**Activity**
Which lines of the entries below contain the string "Positions"? Copy each one.

**Dataset rows for apps and sites**
____

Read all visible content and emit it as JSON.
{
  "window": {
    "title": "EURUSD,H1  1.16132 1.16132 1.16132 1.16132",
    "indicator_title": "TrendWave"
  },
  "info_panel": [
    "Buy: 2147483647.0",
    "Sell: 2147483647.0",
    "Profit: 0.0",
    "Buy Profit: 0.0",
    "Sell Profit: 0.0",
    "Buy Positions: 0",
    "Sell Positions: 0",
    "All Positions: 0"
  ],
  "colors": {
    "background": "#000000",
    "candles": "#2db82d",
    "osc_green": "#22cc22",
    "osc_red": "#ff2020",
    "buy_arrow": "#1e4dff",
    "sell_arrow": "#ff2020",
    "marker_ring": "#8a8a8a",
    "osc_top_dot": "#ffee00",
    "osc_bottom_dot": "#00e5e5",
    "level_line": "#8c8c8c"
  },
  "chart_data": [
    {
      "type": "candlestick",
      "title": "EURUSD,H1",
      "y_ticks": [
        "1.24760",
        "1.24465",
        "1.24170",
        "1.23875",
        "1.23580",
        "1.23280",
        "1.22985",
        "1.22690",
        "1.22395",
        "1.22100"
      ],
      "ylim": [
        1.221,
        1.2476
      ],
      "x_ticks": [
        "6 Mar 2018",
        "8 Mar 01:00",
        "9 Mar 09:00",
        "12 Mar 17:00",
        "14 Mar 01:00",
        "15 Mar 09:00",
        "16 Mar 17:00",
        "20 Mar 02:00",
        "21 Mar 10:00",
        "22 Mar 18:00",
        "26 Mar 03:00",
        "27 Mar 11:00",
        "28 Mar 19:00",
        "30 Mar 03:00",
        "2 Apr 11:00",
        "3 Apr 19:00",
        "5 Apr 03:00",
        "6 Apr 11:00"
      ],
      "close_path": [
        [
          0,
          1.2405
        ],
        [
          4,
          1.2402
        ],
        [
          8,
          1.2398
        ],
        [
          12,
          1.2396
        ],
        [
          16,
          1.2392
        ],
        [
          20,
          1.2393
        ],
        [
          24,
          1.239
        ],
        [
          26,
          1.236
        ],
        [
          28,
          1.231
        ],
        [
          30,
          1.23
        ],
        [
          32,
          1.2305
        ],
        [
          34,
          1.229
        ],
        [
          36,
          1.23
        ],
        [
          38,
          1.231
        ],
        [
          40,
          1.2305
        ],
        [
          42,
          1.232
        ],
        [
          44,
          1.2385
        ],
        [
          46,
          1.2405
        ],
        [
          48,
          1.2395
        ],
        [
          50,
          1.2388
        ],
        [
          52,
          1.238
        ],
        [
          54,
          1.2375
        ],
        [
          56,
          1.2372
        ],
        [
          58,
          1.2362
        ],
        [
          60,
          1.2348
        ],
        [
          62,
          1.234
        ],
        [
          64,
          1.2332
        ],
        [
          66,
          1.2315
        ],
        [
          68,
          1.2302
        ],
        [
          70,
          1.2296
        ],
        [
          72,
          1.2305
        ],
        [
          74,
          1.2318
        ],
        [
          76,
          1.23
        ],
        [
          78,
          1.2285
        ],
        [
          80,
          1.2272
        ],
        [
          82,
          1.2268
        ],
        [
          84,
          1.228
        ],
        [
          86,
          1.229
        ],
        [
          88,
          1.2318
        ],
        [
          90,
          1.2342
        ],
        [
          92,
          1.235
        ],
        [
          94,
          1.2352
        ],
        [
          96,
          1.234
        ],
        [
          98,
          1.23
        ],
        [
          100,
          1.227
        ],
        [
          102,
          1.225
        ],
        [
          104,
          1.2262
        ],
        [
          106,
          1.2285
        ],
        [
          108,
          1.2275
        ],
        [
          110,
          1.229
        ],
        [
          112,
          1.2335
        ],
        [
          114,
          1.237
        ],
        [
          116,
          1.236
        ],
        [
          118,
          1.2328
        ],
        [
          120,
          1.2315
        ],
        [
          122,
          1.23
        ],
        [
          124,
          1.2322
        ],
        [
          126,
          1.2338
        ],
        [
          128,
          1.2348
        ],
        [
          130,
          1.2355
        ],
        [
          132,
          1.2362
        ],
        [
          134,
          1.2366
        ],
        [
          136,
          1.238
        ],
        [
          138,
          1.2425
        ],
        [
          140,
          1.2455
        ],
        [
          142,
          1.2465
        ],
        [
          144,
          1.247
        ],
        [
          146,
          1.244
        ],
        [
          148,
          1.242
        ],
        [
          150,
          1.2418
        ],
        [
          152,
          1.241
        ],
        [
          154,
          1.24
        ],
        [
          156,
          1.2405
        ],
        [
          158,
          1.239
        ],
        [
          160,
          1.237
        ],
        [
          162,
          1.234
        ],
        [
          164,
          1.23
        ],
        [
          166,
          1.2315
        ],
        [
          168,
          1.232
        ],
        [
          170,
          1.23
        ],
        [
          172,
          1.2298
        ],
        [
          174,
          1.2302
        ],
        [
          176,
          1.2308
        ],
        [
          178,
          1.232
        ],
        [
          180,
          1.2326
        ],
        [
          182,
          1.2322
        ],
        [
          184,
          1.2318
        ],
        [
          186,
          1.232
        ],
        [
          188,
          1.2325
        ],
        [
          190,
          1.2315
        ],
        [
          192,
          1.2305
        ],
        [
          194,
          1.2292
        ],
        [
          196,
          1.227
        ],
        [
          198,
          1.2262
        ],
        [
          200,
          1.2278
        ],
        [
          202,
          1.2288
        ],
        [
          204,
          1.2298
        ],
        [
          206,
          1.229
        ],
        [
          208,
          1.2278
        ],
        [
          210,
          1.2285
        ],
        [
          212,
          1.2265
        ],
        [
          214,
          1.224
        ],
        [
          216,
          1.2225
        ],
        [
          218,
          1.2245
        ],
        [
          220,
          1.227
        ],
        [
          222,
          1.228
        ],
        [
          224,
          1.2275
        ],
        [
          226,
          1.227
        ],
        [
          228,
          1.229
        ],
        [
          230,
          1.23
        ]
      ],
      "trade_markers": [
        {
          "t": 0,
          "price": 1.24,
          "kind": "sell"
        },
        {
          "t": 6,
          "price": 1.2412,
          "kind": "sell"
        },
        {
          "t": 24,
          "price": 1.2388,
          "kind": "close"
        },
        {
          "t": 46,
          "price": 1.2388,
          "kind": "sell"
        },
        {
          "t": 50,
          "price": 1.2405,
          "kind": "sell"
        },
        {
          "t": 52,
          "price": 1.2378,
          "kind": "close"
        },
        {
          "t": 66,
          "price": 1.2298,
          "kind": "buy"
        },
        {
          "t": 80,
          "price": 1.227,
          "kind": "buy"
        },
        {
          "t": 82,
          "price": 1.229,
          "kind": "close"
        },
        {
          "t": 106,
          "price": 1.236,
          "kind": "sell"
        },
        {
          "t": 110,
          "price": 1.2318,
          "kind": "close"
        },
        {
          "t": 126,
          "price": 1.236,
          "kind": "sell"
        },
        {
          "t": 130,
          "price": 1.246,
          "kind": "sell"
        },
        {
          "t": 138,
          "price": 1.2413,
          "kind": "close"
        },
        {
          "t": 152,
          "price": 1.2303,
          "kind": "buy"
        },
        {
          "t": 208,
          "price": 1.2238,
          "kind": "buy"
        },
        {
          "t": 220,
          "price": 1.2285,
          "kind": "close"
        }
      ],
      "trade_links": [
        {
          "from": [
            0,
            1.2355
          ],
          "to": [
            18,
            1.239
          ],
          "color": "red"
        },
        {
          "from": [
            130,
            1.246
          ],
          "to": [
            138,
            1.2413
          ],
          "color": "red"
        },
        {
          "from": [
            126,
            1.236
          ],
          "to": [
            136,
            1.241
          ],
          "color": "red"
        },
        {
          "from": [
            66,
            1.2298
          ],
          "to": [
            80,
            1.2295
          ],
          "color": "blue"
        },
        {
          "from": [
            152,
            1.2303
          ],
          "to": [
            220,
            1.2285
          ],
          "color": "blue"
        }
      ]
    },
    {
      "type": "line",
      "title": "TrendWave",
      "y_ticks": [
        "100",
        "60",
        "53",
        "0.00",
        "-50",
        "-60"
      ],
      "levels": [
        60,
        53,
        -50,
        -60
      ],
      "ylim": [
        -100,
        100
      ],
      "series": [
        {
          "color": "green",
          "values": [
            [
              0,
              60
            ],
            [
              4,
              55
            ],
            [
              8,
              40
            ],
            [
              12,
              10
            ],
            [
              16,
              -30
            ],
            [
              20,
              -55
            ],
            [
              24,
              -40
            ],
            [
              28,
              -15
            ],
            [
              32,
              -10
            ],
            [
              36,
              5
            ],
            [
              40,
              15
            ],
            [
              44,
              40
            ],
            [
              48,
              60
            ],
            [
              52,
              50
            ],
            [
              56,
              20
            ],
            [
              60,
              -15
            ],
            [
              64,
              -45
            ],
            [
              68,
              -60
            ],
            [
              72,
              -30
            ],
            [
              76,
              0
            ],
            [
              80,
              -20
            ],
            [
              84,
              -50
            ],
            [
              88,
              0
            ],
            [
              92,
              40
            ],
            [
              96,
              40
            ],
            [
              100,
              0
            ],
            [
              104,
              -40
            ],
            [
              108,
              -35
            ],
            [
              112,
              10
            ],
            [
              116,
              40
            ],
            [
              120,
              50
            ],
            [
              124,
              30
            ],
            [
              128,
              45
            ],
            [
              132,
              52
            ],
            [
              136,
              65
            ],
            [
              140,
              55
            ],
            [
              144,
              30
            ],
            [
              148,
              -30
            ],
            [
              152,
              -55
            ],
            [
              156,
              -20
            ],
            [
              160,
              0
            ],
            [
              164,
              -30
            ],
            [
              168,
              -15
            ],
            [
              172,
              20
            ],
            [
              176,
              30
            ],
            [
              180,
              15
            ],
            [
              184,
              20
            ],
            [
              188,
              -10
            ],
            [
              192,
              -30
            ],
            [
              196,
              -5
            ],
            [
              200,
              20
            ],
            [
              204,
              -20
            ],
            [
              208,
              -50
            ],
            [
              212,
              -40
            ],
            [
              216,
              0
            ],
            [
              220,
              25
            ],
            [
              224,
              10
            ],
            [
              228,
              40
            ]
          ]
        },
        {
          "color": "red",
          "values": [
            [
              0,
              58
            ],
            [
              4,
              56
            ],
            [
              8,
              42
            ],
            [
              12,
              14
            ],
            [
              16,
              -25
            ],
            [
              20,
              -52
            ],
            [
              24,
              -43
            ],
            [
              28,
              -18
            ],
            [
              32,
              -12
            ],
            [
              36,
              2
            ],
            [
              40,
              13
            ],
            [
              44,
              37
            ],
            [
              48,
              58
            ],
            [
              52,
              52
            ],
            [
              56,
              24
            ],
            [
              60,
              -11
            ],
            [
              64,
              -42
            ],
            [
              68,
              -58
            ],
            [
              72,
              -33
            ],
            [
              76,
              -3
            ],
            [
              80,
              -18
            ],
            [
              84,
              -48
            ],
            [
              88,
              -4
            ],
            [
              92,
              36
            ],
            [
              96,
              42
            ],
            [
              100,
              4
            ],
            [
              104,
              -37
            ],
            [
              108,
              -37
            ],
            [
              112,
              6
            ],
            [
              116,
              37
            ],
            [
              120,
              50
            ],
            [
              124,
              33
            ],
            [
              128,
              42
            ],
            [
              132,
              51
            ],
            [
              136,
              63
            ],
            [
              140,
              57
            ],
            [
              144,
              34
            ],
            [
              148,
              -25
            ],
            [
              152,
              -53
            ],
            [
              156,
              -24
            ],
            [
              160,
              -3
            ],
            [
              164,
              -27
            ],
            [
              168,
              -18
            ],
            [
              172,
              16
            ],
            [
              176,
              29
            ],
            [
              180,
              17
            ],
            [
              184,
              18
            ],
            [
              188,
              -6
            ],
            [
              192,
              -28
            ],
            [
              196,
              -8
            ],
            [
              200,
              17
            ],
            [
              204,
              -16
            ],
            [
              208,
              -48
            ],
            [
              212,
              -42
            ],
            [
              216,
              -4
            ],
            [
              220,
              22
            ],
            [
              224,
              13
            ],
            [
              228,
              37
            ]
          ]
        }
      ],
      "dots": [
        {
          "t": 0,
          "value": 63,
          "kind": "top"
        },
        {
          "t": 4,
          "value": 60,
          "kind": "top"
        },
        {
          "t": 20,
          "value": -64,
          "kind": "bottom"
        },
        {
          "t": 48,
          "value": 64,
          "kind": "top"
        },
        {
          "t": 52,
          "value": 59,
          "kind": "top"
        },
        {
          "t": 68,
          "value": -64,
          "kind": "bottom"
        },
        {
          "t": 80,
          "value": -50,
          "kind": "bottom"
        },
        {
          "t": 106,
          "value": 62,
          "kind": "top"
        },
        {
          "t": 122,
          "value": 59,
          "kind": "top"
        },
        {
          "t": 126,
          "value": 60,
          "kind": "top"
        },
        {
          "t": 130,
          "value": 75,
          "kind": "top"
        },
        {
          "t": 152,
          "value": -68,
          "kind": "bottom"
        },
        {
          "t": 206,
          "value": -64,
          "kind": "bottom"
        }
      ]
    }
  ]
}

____

**Answer**
    "Buy Positions: 0",
    "Sell Positions: 0",
    "All Positions: 0"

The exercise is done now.